Former US Defense Secretary Donald Rumsfeld, one of the architects of the Iraq invasion, died at the age of 88.
Rumsfeld was a key backer of the Bush administration’s war on terror during his time as Secretary of Defense under President George W. Bush.
US forces invaded Afghanistan after the attacks of 11 September 2001. In 2003, the US invaded Iraq and toppled Saddam Hussein’s regime.
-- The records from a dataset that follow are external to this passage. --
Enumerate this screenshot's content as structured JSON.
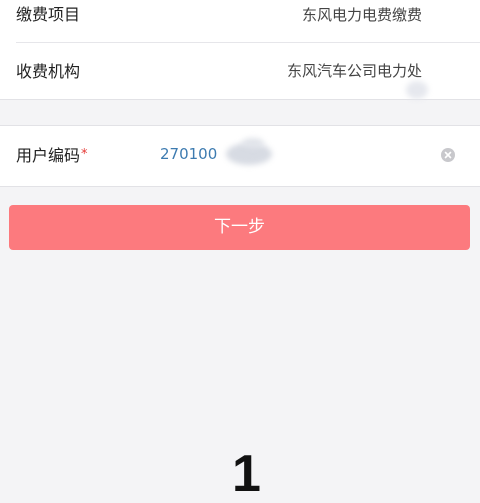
{
  "form": {
    "payment_item": {
      "label": "缴费项目",
      "value": "东风电力电费缴费"
    },
    "billing_org": {
      "label": "收费机构",
      "value": "东风汽车公司电力处"
    },
    "user_code": {
      "label": "用户编码",
      "required_mark": "*",
      "value": "270100",
      "clear_icon": "clear-circle-icon"
    }
  },
  "actions": {
    "next_label": "下一步"
  },
  "overlay": {
    "bottom_glyph": "1"
  },
  "colors": {
    "background": "#f4f4f6",
    "card": "#ffffff",
    "primary_button": "#fc7a7e",
    "input_text": "#3d7bb0",
    "required": "#e53935"
  }
}
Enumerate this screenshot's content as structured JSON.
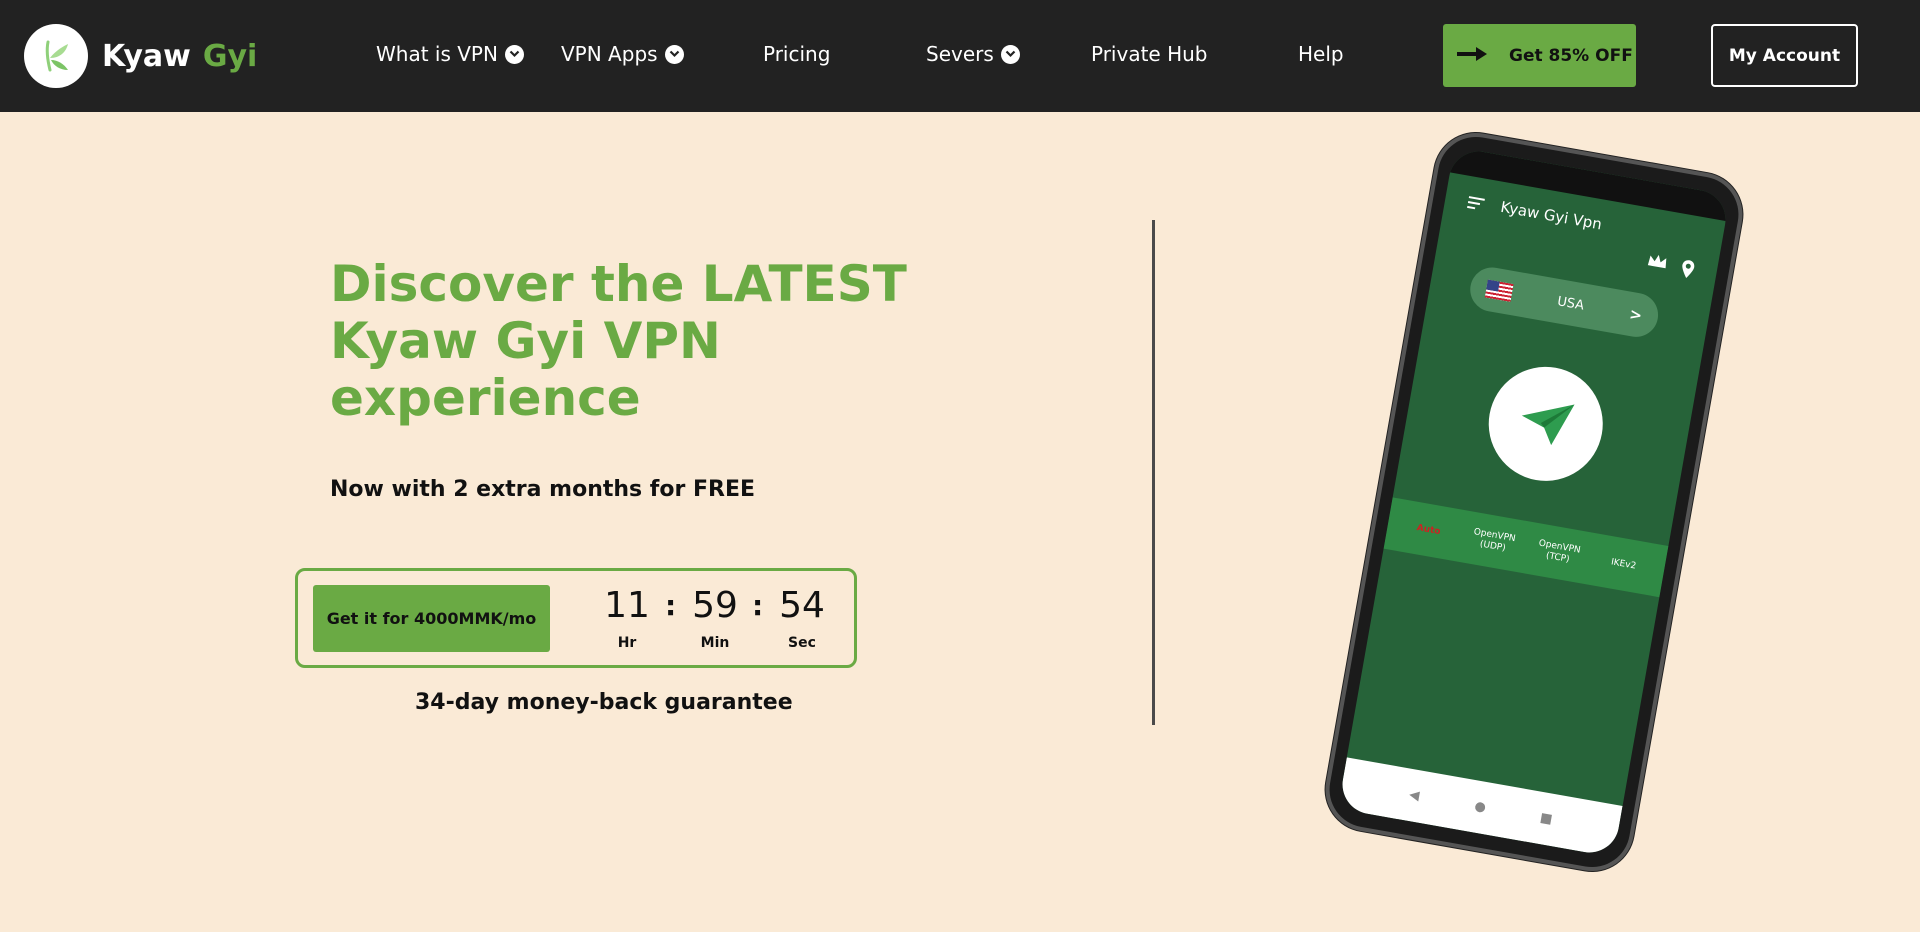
{
  "header": {
    "brand": {
      "first": "Kyaw",
      "second": "Gyi"
    },
    "nav": [
      {
        "label": "What is VPN",
        "has_dropdown": true
      },
      {
        "label": "VPN Apps",
        "has_dropdown": true
      },
      {
        "label": "Pricing",
        "has_dropdown": false
      },
      {
        "label": "Severs",
        "has_dropdown": true
      },
      {
        "label": "Private Hub",
        "has_dropdown": false
      },
      {
        "label": "Help",
        "has_dropdown": false
      }
    ],
    "offer_button": "Get 85% OFF",
    "account_button": "My Account"
  },
  "hero": {
    "title_lines": [
      "Discover the LATEST",
      "Kyaw Gyi VPN",
      "experience"
    ],
    "subtitle": "Now with 2 extra months for FREE",
    "buy_button": "Get it for 4000MMK/mo",
    "timer": {
      "hours": "11",
      "minutes": "59",
      "seconds": "54",
      "hours_label": "Hr",
      "minutes_label": "Min",
      "seconds_label": "Sec",
      "separator": ":"
    },
    "guarantee": "34-day money-back guarantee"
  },
  "phone": {
    "app_title": "Kyaw Gyi Vpn",
    "country": "USA",
    "country_arrow": ">",
    "protocols": [
      {
        "label": "Auto",
        "active": true
      },
      {
        "label": "OpenVPN (UDP)",
        "active": false
      },
      {
        "label": "OpenVPN (TCP)",
        "active": false
      },
      {
        "label": "IKEv2",
        "active": false
      }
    ]
  },
  "colors": {
    "header_bg": "#222222",
    "page_bg": "#faead6",
    "accent_green": "#6aaa44",
    "app_green": "#266339"
  },
  "icons": [
    "logo-leaf-icon",
    "chevron-down-icon",
    "arrow-right-icon",
    "menu-icon",
    "crown-icon",
    "location-pin-icon",
    "flag-usa-icon",
    "paper-plane-icon",
    "back-icon",
    "home-icon",
    "recents-icon"
  ]
}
In 2006, Rumsfeld resigned but supported the invasion.
His family revealed Rumsfeld’s death at his Taos, New Mexico, residence.
“We share the news of Donald Rumsfeld’s departure with tremendous grief,” the family said in a statement. “He was an American politician, spouse, father, and a very excellent grandfather.”
Former US President George W. Bush called Rumsfeld a “really excellent man” in response to the news.
Rumsfeld’s political career spanned decades, earning a reputation as a Washington, DC, know-it-all and a slick crisis-fighting politician famous for outsmarting his opponents.
He served as Secretary of Defense under two American presidents, Gerald Ford and then George W. Bush, and worked for a period in the private sector between them.
One of his most memorable moments came at a press conference in 2002 when asked about the lack of evidence linking Saddam Hussein to weapons of mass destruction; he gave an elusive answer.
A few months later, US forces invaded Iraq in March 2003. Rumsfeld said that Iraq’s weapons of mass destruction pose a threat to the world, but those have not been found.